Common Criteria is an internationally accepted standard for evaluating the security of IT products.
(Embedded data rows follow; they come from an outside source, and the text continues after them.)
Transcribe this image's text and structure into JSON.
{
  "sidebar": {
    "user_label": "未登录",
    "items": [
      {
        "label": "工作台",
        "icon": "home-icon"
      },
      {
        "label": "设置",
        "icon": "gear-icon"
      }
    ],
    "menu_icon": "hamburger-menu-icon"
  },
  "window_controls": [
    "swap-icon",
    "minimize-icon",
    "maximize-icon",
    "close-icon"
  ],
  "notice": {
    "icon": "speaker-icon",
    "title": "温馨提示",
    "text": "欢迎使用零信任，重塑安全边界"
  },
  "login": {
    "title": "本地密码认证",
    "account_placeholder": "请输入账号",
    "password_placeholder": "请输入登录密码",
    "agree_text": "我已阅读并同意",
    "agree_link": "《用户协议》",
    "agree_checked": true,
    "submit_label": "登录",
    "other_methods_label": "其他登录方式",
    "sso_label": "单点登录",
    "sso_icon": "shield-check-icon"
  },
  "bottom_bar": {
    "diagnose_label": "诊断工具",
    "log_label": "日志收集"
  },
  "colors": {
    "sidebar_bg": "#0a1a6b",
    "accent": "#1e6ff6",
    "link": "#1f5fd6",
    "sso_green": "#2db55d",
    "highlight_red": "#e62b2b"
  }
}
A U.S. policy that took effect last summer requires federal agencies associated with national security to buy only independently evaluated products, said Mary Ann Davidson, chief security officer at Oracle.
"We had many customers approach us and ask if we'd help foster an evaluation of the Linux operating system," she said.
The companies will make the evaluation available to the open-source Linux community, she said.
"The intent is a more secure Linux for all," Davidson said.
Redwood Shores-based Oracle and Raleigh, N.C.-based Red Hat are submitting the Red Hat Linux Advanced Server for a Common Criteria evaluation at Evaluation Assurance (EAL) 2 and plan to bring Linux to the higher EAL 4 level in the future.
While the independent security evaluation of Linux is very important for government agencies, it also is key in the private enterprise, where security is becoming a growing concern, Oracle executives said.
"We see it as an opportunity for Oracle to demonstrate leadership in the Linux space," said Dave Dargo, vice president of the Linux program at the vendor.
The EAL 2 evaluation likely will be complete by the end of this year or early next year, Davidson said.
An Oracle spokeswoman said there was no set amount for how much Oracle and Red Hat will spend on the evaluation, but added that such evaluations typically cost between $500,000 and $1 million.
Last fall, Microsoft Windows 2000 earned a Common Criteria certification for EAL 4.